## PROBLEM
Write out the data below in full, unchanged, minus the images.

## DATASET CONTENT
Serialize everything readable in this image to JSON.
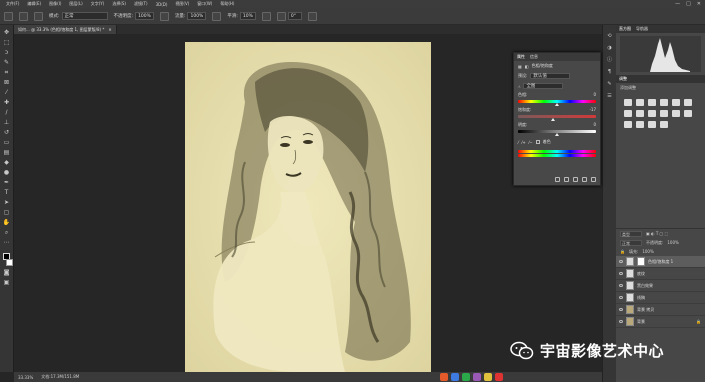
{
  "menubar": {
    "items": [
      "文件(F)",
      "编辑(E)",
      "图像(I)",
      "图层(L)",
      "文字(Y)",
      "选择(S)",
      "滤镜(T)",
      "3D(D)",
      "视图(V)",
      "窗口(W)",
      "帮助(H)"
    ],
    "window_controls": [
      "—",
      "□",
      "✕"
    ]
  },
  "options": {
    "mode_label": "模式:",
    "mode_value": "正常",
    "opacity_label": "不透明度:",
    "opacity_value": "100%",
    "flow_label": "流量:",
    "flow_value": "100%",
    "smooth_label": "平滑:",
    "smooth_value": "10%",
    "angle_value": "0°"
  },
  "document": {
    "tab_title": "如何... @ 33.3% (色相/饱和度 1, 图层蒙版/8) *"
  },
  "status": {
    "zoom": "33.33%",
    "doc_info": "文档:17.3M/151.8M"
  },
  "right_panel": {
    "histogram_tab": "直方图",
    "navigator_tab": "导航器",
    "adjustments_tab": "调整",
    "adjustments_subtitle": "添加调整"
  },
  "properties": {
    "tab_properties": "属性",
    "tab_info": "信息",
    "header": "色相/饱和度",
    "preset_label": "预设:",
    "preset_value": "默认值",
    "channel_value": "全图",
    "hue_label": "色相:",
    "hue_value": "0",
    "saturation_label": "饱和度:",
    "saturation_value": "-17",
    "lightness_label": "明度:",
    "lightness_value": "0",
    "colorize_label": "着色"
  },
  "layers": {
    "kind_label": "类型",
    "blend_mode": "正常",
    "opacity_label": "不透明度:",
    "opacity_value": "100%",
    "fill_label": "填充:",
    "fill_value": "100%",
    "rows": [
      {
        "name": "色相/饱和度 1"
      },
      {
        "name": "底纹"
      },
      {
        "name": "黑白效果"
      },
      {
        "name": "线稿"
      },
      {
        "name": "背景 拷贝"
      },
      {
        "name": "背景"
      }
    ]
  },
  "watermark": {
    "text": "宇宙影像艺术中心"
  },
  "colors": {
    "canvas_tint": "#e8e1b0",
    "ui_bg": "#262626",
    "panel_bg": "#474747"
  }
}
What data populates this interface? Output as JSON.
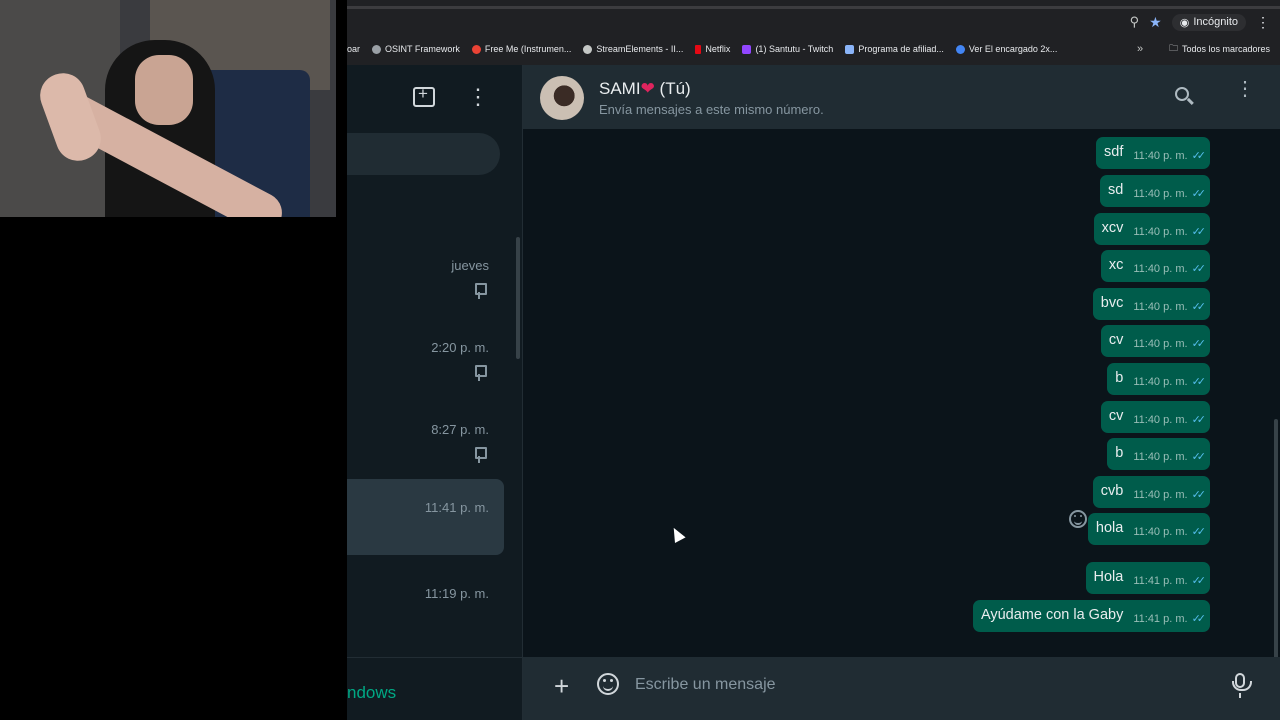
{
  "browser": {
    "incognito_label": "Incógnito",
    "bookmarks": [
      {
        "label": "oar",
        "color": "#5f6368"
      },
      {
        "label": "OSINT Framework",
        "color": "#9aa0a6"
      },
      {
        "label": "Free Me (Instrumen...",
        "color": "#ea4335"
      },
      {
        "label": "StreamElements - II...",
        "color": "#c4c7c5"
      },
      {
        "label": "Netflix",
        "color": "#e50914"
      },
      {
        "label": "(1) Santutu - Twitch",
        "color": "#9146ff"
      },
      {
        "label": "Programa de afiliad...",
        "color": "#8ab4f8"
      },
      {
        "label": "Ver El encargado 2x...",
        "color": "#4285f4"
      }
    ],
    "more_label": "»",
    "all_bookmarks_label": "Todos los marcadores"
  },
  "sidebar": {
    "chats": [
      {
        "time": "jueves",
        "pinned": true
      },
      {
        "time": "2:20 p. m.",
        "pinned": true
      },
      {
        "time": "8:27 p. m.",
        "pinned": true
      },
      {
        "time": "11:41 p. m.",
        "pinned": false,
        "active": true
      },
      {
        "time": "11:19 p. m.",
        "pinned": false
      }
    ],
    "windows_text": "ndows"
  },
  "chat": {
    "name": "SAMI",
    "name_suffix": "(Tú)",
    "subtitle": "Envía mensajes a este mismo número.",
    "messages": [
      {
        "text": "sdf",
        "time": "11:40 p. m."
      },
      {
        "text": "sd",
        "time": "11:40 p. m."
      },
      {
        "text": "xcv",
        "time": "11:40 p. m."
      },
      {
        "text": "xc",
        "time": "11:40 p. m."
      },
      {
        "text": "bvc",
        "time": "11:40 p. m."
      },
      {
        "text": "cv",
        "time": "11:40 p. m."
      },
      {
        "text": "b",
        "time": "11:40 p. m."
      },
      {
        "text": "cv",
        "time": "11:40 p. m."
      },
      {
        "text": "b",
        "time": "11:40 p. m."
      },
      {
        "text": "cvb",
        "time": "11:40 p. m."
      },
      {
        "text": "hola",
        "time": "11:40 p. m."
      },
      {
        "text": "Hola",
        "time": "11:41 p. m."
      },
      {
        "text": "Ayúdame con la Gaby",
        "time": "11:41 p. m."
      }
    ],
    "composer_placeholder": "Escribe un mensaje"
  },
  "colors": {
    "accent": "#00a884",
    "outgoing_bubble": "#005c4b",
    "read_tick": "#53bdeb"
  }
}
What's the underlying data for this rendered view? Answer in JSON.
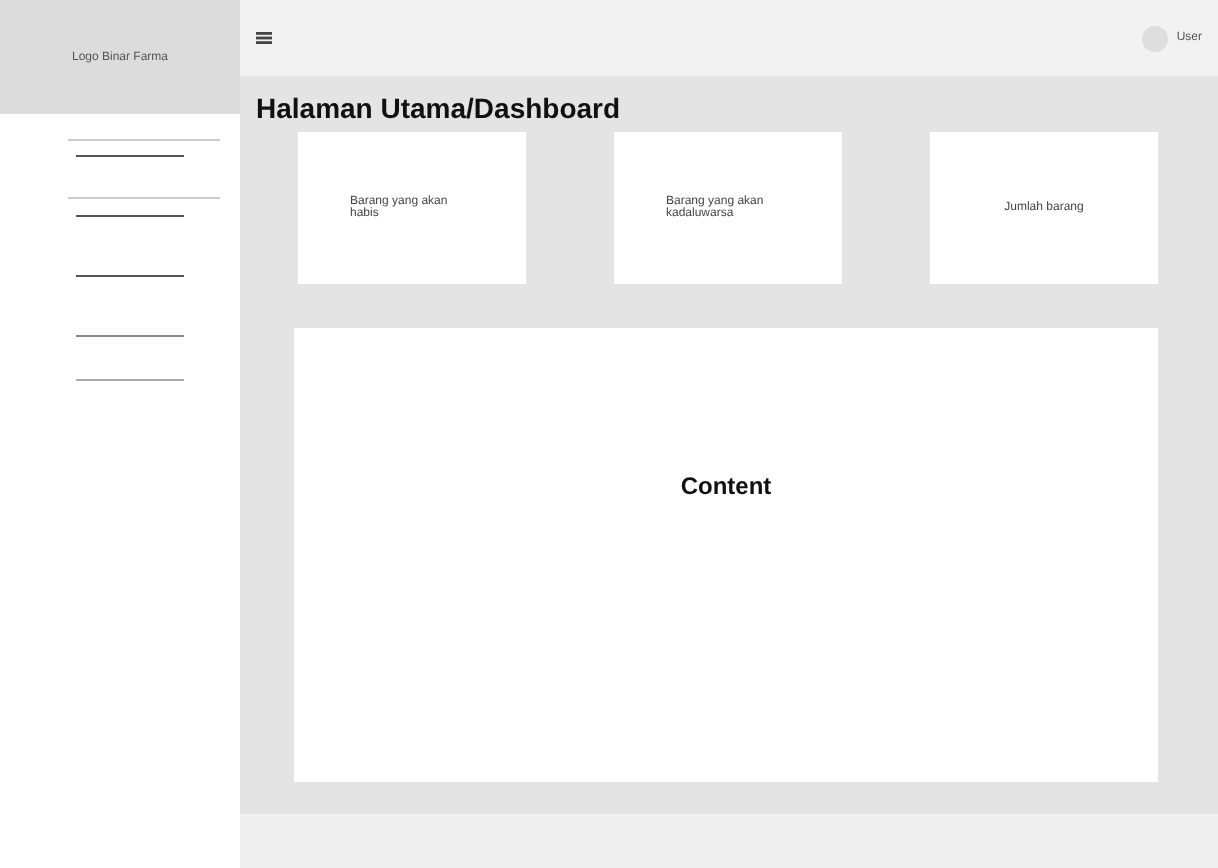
{
  "sidebar": {
    "logo": "Logo Binar Farma"
  },
  "topbar": {
    "user": "User"
  },
  "page_title": "Halaman Utama/Dashboard",
  "cards": [
    {
      "label": "Barang yang akan habis"
    },
    {
      "label": "Barang yang akan kadaluwarsa"
    },
    {
      "label": "Jumlah barang"
    }
  ],
  "content": {
    "label": "Content"
  }
}
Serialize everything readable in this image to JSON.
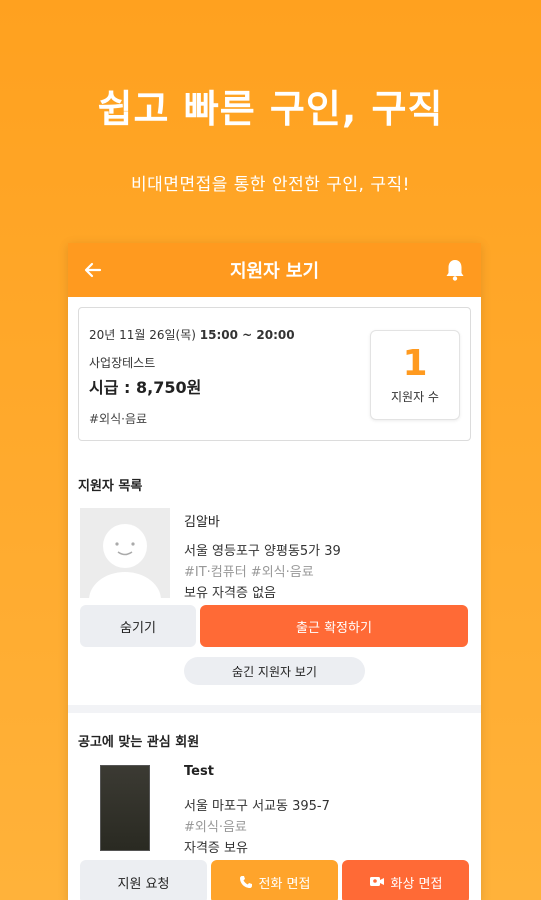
{
  "hero": {
    "title": "쉽고 빠른 구인, 구직",
    "subtitle": "비대면면접을 통한 안전한 구인, 구직!"
  },
  "appbar": {
    "title": "지원자 보기",
    "back_icon": "arrow-left-icon",
    "bell_icon": "bell-icon"
  },
  "job": {
    "date": "20년 11월 26일(목)",
    "time": "15:00 ~ 20:00",
    "company": "사업장테스트",
    "wage": "시급 : 8,750원",
    "tag": "#외식·음료",
    "applicant_count": "1",
    "applicant_count_label": "지원자 수"
  },
  "applicants": {
    "section_title": "지원자 목록",
    "items": [
      {
        "name": "김알바",
        "address": "서울 영등포구 양평동5가 39",
        "tags": "#IT·컴퓨터 #외식·음료",
        "license": "보유 자격증 없음"
      }
    ],
    "hide_button": "숨기기",
    "confirm_button": "출근 확정하기",
    "show_hidden_button": "숨긴 지원자 보기"
  },
  "members": {
    "section_title": "공고에 맞는 관심 회원",
    "items": [
      {
        "name": "Test",
        "address": "서울 마포구 서교동 395-7",
        "tags": "#외식·음료",
        "license": "자격증 보유"
      }
    ],
    "request_button": "지원 요청",
    "phone_button": "전화 면접",
    "video_button": "화상 면접"
  },
  "colors": {
    "background": "#ffa11f",
    "appbar": "#ff9a1f",
    "accent_orange": "#ff6a36",
    "accent_yellow": "#ffa42b"
  }
}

## RESPONSE TO THE EXERCISE
Serialize everything readable in this image to JSON.
{
  "menubar": {
    "items": [
      "文件(F)",
      "编辑(E)",
      "图像(I)",
      "图层(L)",
      "文字(Y)",
      "选择(S)",
      "滤镜(T)",
      "3D(D)",
      "视图(V)",
      "窗口(W)",
      "帮助(H)"
    ],
    "window_controls": [
      "—",
      "□",
      "✕"
    ]
  },
  "options": {
    "mode_label": "模式:",
    "mode_value": "正常",
    "opacity_label": "不透明度:",
    "opacity_value": "100%",
    "flow_label": "流量:",
    "flow_value": "100%",
    "smooth_label": "平滑:",
    "smooth_value": "10%",
    "angle_value": "0°"
  },
  "document": {
    "tab_title": "如何... @ 33.3% (色相/饱和度 1, 图层蒙版/8) *"
  },
  "status": {
    "zoom": "33.33%",
    "doc_info": "文档:17.3M/151.8M"
  },
  "right_panel": {
    "histogram_tab": "直方图",
    "navigator_tab": "导航器",
    "adjustments_tab": "调整",
    "adjustments_subtitle": "添加调整"
  },
  "properties": {
    "tab_properties": "属性",
    "tab_info": "信息",
    "header": "色相/饱和度",
    "preset_label": "预设:",
    "preset_value": "默认值",
    "channel_value": "全图",
    "hue_label": "色相:",
    "hue_value": "0",
    "saturation_label": "饱和度:",
    "saturation_value": "-17",
    "lightness_label": "明度:",
    "lightness_value": "0",
    "colorize_label": "着色"
  },
  "layers": {
    "kind_label": "类型",
    "blend_mode": "正常",
    "opacity_label": "不透明度:",
    "opacity_value": "100%",
    "fill_label": "填充:",
    "fill_value": "100%",
    "rows": [
      {
        "name": "色相/饱和度 1"
      },
      {
        "name": "底纹"
      },
      {
        "name": "黑白效果"
      },
      {
        "name": "线稿"
      },
      {
        "name": "背景 拷贝"
      },
      {
        "name": "背景"
      }
    ]
  },
  "watermark": {
    "text": "宇宙影像艺术中心"
  },
  "colors": {
    "canvas_tint": "#e8e1b0",
    "ui_bg": "#262626",
    "panel_bg": "#474747"
  }
}
What data populates this interface? Output as JSON.
{
  "browser": {
    "incognito_label": "Incógnito",
    "bookmarks": [
      {
        "label": "oar",
        "color": "#5f6368"
      },
      {
        "label": "OSINT Framework",
        "color": "#9aa0a6"
      },
      {
        "label": "Free Me (Instrumen...",
        "color": "#ea4335"
      },
      {
        "label": "StreamElements - II...",
        "color": "#c4c7c5"
      },
      {
        "label": "Netflix",
        "color": "#e50914"
      },
      {
        "label": "(1) Santutu - Twitch",
        "color": "#9146ff"
      },
      {
        "label": "Programa de afiliad...",
        "color": "#8ab4f8"
      },
      {
        "label": "Ver El encargado 2x...",
        "color": "#4285f4"
      }
    ],
    "more_label": "»",
    "all_bookmarks_label": "Todos los marcadores"
  },
  "sidebar": {
    "chats": [
      {
        "time": "jueves",
        "pinned": true
      },
      {
        "time": "2:20 p. m.",
        "pinned": true
      },
      {
        "time": "8:27 p. m.",
        "pinned": true
      },
      {
        "time": "11:41 p. m.",
        "pinned": false,
        "active": true
      },
      {
        "time": "11:19 p. m.",
        "pinned": false
      }
    ],
    "windows_text": "ndows"
  },
  "chat": {
    "name": "SAMI",
    "name_suffix": "(Tú)",
    "subtitle": "Envía mensajes a este mismo número.",
    "messages": [
      {
        "text": "sdf",
        "time": "11:40 p. m."
      },
      {
        "text": "sd",
        "time": "11:40 p. m."
      },
      {
        "text": "xcv",
        "time": "11:40 p. m."
      },
      {
        "text": "xc",
        "time": "11:40 p. m."
      },
      {
        "text": "bvc",
        "time": "11:40 p. m."
      },
      {
        "text": "cv",
        "time": "11:40 p. m."
      },
      {
        "text": "b",
        "time": "11:40 p. m."
      },
      {
        "text": "cv",
        "time": "11:40 p. m."
      },
      {
        "text": "b",
        "time": "11:40 p. m."
      },
      {
        "text": "cvb",
        "time": "11:40 p. m."
      },
      {
        "text": "hola",
        "time": "11:40 p. m."
      },
      {
        "text": "Hola",
        "time": "11:41 p. m."
      },
      {
        "text": "Ayúdame con la Gaby",
        "time": "11:41 p. m."
      }
    ],
    "composer_placeholder": "Escribe un mensaje"
  },
  "colors": {
    "accent": "#00a884",
    "outgoing_bubble": "#005c4b",
    "read_tick": "#53bdeb"
  }
}
What's the underlying data for this rendered view? Answer in JSON.
{
  "sidebar": {
    "logo": "Logo Binar Farma"
  },
  "topbar": {
    "user": "User"
  },
  "page_title": "Halaman Utama/Dashboard",
  "cards": [
    {
      "label": "Barang yang akan habis"
    },
    {
      "label": "Barang yang akan kadaluwarsa"
    },
    {
      "label": "Jumlah barang"
    }
  ],
  "content": {
    "label": "Content"
  }
}
Serialize everything readable in this image to JSON.
{
  "hero": {
    "title": "쉽고 빠른 구인, 구직",
    "subtitle": "비대면면접을 통한 안전한 구인, 구직!"
  },
  "appbar": {
    "title": "지원자 보기",
    "back_icon": "arrow-left-icon",
    "bell_icon": "bell-icon"
  },
  "job": {
    "date": "20년 11월 26일(목)",
    "time": "15:00 ~ 20:00",
    "company": "사업장테스트",
    "wage": "시급 : 8,750원",
    "tag": "#외식·음료",
    "applicant_count": "1",
    "applicant_count_label": "지원자 수"
  },
  "applicants": {
    "section_title": "지원자 목록",
    "items": [
      {
        "name": "김알바",
        "address": "서울 영등포구 양평동5가 39",
        "tags": "#IT·컴퓨터 #외식·음료",
        "license": "보유 자격증 없음"
      }
    ],
    "hide_button": "숨기기",
    "confirm_button": "출근 확정하기",
    "show_hidden_button": "숨긴 지원자 보기"
  },
  "members": {
    "section_title": "공고에 맞는 관심 회원",
    "items": [
      {
        "name": "Test",
        "address": "서울 마포구 서교동 395-7",
        "tags": "#외식·음료",
        "license": "자격증 보유"
      }
    ],
    "request_button": "지원 요청",
    "phone_button": "전화 면접",
    "video_button": "화상 면접"
  },
  "colors": {
    "background": "#ffa11f",
    "appbar": "#ff9a1f",
    "accent_orange": "#ff6a36",
    "accent_yellow": "#ffa42b"
  }
}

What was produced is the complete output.